Aim of the exercise →
Whenever a line of the records below contains the word "Comment", copy that line.

━━━━

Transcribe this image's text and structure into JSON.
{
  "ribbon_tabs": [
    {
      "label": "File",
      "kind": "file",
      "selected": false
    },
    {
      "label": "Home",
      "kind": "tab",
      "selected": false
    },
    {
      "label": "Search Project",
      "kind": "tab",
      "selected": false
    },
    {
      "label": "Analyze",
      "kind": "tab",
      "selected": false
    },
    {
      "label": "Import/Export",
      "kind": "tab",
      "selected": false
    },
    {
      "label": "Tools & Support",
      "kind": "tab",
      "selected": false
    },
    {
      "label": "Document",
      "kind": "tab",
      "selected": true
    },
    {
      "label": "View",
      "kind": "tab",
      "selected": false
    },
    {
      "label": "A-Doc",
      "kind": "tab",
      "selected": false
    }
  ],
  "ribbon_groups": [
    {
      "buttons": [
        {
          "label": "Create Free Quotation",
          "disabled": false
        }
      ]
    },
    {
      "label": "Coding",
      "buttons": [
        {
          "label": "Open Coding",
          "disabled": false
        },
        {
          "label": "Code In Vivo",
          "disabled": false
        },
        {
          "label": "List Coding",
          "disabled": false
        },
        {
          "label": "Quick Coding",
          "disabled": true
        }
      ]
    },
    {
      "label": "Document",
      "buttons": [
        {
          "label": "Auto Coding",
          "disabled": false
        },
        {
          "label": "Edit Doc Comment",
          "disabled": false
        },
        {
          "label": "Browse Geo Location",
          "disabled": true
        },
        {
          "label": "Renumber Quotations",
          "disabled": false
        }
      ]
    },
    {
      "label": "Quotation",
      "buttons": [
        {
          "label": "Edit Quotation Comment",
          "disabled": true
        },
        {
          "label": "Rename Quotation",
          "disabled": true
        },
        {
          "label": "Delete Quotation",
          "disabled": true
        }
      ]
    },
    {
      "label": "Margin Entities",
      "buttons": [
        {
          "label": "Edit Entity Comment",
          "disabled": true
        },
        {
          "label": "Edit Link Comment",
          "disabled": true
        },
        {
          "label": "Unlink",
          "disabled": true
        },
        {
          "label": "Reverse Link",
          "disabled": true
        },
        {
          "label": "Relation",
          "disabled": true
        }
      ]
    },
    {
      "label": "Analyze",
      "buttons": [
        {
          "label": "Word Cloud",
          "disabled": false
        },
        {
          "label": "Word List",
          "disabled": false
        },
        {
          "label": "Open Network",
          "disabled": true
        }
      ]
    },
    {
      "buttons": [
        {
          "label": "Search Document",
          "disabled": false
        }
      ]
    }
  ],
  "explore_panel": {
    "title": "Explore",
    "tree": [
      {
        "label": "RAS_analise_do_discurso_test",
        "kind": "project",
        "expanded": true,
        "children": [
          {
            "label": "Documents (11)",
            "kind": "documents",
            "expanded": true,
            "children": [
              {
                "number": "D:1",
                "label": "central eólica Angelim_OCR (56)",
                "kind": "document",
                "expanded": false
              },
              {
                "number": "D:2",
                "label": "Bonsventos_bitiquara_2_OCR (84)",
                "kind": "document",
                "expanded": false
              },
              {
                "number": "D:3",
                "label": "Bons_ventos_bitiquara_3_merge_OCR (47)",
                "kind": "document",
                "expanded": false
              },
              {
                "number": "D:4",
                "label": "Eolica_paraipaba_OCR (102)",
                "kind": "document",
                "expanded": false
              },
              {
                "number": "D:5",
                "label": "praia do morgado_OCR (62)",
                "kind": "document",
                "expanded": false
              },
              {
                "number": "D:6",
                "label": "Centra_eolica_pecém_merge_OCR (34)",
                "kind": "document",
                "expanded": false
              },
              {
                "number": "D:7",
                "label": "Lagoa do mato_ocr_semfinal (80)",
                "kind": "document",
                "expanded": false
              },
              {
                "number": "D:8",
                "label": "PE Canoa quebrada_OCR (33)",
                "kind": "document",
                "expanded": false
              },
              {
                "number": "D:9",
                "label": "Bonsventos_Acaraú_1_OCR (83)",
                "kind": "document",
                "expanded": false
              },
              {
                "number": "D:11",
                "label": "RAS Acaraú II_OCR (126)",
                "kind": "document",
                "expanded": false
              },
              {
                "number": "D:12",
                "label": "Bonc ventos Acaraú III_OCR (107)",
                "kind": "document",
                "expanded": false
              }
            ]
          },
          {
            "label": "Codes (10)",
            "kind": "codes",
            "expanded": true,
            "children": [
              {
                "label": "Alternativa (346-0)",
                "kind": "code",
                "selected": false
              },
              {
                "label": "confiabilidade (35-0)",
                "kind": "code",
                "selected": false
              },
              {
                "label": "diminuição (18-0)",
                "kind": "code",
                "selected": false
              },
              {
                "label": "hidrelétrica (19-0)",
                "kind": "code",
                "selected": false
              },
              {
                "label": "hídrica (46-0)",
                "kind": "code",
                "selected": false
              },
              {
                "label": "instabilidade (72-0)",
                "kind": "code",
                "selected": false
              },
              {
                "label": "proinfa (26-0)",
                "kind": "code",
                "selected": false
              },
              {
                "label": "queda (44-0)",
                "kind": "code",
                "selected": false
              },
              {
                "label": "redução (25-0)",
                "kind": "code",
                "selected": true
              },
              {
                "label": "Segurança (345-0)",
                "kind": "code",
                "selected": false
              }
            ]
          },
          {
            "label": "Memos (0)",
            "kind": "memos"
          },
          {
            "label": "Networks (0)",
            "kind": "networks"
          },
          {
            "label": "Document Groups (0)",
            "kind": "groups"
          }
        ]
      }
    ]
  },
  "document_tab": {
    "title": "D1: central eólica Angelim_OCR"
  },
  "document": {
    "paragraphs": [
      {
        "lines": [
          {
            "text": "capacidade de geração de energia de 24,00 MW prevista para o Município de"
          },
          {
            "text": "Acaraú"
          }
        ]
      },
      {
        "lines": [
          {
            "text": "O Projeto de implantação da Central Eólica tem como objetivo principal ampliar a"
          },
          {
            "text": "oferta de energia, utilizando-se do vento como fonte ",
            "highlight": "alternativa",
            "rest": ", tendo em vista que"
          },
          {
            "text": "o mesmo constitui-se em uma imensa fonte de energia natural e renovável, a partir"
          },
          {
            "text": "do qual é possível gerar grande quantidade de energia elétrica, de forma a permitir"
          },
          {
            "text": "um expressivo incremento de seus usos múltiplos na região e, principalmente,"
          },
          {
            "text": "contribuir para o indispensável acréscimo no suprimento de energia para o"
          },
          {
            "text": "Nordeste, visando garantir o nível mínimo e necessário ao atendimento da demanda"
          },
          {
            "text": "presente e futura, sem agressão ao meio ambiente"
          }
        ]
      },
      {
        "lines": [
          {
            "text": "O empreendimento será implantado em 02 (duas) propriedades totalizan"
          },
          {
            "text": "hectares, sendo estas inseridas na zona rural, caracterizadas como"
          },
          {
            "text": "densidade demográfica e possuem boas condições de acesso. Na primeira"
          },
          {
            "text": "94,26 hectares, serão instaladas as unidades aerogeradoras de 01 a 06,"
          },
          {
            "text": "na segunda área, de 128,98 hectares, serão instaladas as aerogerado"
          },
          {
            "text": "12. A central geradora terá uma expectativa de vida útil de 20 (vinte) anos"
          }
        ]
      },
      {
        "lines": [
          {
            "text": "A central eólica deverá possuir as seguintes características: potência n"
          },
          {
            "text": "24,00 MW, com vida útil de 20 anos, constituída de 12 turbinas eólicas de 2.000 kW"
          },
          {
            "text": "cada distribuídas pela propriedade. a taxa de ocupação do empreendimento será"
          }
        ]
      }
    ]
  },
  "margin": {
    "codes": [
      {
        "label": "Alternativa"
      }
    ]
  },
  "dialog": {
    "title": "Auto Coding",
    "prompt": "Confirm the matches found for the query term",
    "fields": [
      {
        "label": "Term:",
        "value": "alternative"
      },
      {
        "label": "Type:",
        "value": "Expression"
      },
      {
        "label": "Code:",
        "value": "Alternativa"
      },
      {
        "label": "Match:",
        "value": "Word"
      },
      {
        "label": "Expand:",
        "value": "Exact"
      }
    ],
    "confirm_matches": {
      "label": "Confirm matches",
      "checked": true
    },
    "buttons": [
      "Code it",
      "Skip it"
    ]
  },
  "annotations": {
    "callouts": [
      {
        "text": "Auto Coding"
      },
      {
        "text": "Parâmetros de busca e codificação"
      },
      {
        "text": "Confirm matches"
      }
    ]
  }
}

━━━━

Answer to this problem →
          "label": "Edit Doc Comment",
          "label": "Edit Quotation Comment",
          "label": "Edit Entity Comment",
          "label": "Edit Link Comment",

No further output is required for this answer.